Brúðguminn (White Night Wedding), 2008
Directed by Baltasar Kormákur
Icelandic with English subtitles, 96 min.
Jon, a middle-aged professor is going to get married tomorrow, for the second time, to one of his ex-students half his age. But it’s not all roses. First, there’s his cranky mother-in-law-to-be who violently opposes the marriage and who demands repayment of Jon’s loan before the wedding night. Second, his plans to build a golf course on the little island of Flatey where they live aren’t going at all to plan. Third, his extremely drunk best man is on the loose without any shoes and lastly, the continual presence of his emotional first wife is haunting his every move. When the guests start flocking to the island, Jon starts getting cold feet. (imdb)

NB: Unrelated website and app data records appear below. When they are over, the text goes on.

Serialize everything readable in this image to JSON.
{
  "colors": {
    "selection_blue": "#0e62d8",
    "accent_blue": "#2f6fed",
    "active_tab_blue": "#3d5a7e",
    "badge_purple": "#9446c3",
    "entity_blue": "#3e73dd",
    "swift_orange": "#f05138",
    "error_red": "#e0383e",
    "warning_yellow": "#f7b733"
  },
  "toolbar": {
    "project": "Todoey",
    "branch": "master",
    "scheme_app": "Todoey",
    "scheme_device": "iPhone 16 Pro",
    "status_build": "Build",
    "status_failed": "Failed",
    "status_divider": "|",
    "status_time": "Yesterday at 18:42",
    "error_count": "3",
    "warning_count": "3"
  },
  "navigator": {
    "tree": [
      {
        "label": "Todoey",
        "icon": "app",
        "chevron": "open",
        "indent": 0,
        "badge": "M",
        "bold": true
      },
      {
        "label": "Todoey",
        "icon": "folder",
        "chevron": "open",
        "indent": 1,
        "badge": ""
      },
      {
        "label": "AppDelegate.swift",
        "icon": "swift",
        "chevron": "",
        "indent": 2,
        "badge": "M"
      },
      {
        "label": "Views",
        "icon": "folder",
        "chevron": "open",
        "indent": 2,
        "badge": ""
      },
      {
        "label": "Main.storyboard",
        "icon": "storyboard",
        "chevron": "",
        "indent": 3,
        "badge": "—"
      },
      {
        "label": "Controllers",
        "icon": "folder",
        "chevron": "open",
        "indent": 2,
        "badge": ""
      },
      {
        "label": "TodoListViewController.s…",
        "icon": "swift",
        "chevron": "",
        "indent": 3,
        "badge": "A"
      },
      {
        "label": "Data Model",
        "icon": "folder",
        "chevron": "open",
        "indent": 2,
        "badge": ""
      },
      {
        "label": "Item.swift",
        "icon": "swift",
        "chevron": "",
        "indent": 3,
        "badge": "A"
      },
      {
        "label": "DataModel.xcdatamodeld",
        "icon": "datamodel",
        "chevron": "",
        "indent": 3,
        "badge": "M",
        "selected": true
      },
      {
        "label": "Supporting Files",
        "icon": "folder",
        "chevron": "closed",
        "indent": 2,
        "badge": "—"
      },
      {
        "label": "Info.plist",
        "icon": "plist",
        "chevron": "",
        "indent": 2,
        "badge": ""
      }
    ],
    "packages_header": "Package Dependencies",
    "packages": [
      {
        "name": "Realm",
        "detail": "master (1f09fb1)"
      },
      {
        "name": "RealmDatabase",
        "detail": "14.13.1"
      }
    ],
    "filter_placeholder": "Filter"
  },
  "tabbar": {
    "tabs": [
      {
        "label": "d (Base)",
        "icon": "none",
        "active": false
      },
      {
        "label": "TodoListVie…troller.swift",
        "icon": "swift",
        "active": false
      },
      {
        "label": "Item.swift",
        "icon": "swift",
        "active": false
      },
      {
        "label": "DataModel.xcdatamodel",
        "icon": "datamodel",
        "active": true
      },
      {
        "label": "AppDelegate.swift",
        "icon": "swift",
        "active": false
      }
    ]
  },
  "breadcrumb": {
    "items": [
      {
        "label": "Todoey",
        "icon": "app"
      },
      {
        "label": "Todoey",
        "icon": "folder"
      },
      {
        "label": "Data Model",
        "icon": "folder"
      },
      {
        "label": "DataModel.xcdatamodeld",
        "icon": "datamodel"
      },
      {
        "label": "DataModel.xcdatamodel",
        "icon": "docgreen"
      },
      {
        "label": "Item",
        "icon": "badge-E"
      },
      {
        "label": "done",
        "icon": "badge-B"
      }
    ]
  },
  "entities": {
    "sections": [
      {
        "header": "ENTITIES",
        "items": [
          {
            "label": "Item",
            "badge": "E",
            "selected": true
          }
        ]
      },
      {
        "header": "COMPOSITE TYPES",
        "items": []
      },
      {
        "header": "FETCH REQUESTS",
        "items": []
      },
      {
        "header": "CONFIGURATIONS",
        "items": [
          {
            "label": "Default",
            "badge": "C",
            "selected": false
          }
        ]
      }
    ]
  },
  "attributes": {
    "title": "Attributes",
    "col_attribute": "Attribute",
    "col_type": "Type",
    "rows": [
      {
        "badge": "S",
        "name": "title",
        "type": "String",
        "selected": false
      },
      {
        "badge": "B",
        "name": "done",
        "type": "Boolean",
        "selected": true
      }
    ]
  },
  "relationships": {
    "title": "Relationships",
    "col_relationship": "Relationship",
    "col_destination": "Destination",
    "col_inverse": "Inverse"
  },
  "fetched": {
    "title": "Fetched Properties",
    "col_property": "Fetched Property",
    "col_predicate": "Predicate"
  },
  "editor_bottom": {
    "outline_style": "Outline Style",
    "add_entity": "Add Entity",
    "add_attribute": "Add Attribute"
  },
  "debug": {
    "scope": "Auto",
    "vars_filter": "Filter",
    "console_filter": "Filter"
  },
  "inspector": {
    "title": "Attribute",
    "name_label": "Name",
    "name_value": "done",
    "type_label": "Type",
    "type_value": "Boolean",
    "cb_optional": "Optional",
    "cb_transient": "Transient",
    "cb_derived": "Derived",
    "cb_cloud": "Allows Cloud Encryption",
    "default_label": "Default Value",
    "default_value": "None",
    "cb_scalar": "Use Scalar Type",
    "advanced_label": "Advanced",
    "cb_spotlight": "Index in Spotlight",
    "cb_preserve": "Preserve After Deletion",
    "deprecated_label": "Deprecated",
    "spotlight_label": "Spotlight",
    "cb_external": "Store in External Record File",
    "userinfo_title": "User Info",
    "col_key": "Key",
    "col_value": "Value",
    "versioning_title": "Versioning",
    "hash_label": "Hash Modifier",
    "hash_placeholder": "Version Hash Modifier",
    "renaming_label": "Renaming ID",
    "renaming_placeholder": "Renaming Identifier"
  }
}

White Night Wedding can avoid excessive exposition in favour of advancing the plot at pace. The bizarre society of the tiny island Flatey is made vivid, and it is clear Kormákur is quite comfortable in the rural regions of his homeland after the success of both this film and Jar City in making the most barren parts of Iceland appealing. There is a progressive decline into absurdity in its latter stages, as the first two-thirds of the film demonstrate a deft wit and contain enough drama to balance the unbalanced behaviour of the supporting cast. It is really only in the wedding sequence that balance is lost and the film resorts to slapstick – while some will find this hilarious, it won’t be for everyone. Based on the Chekov play ‘Ivanov’, White Night Wedding could hardly be blamed for sticking around to make its point, and yet the film feels to have reached its natural ending only to continue for another ten minutes or so and have its meaning entirely changed. (Mark Lavercombe)
Screening: May 13th, 6 P.M., Zrinyi 14, room 412.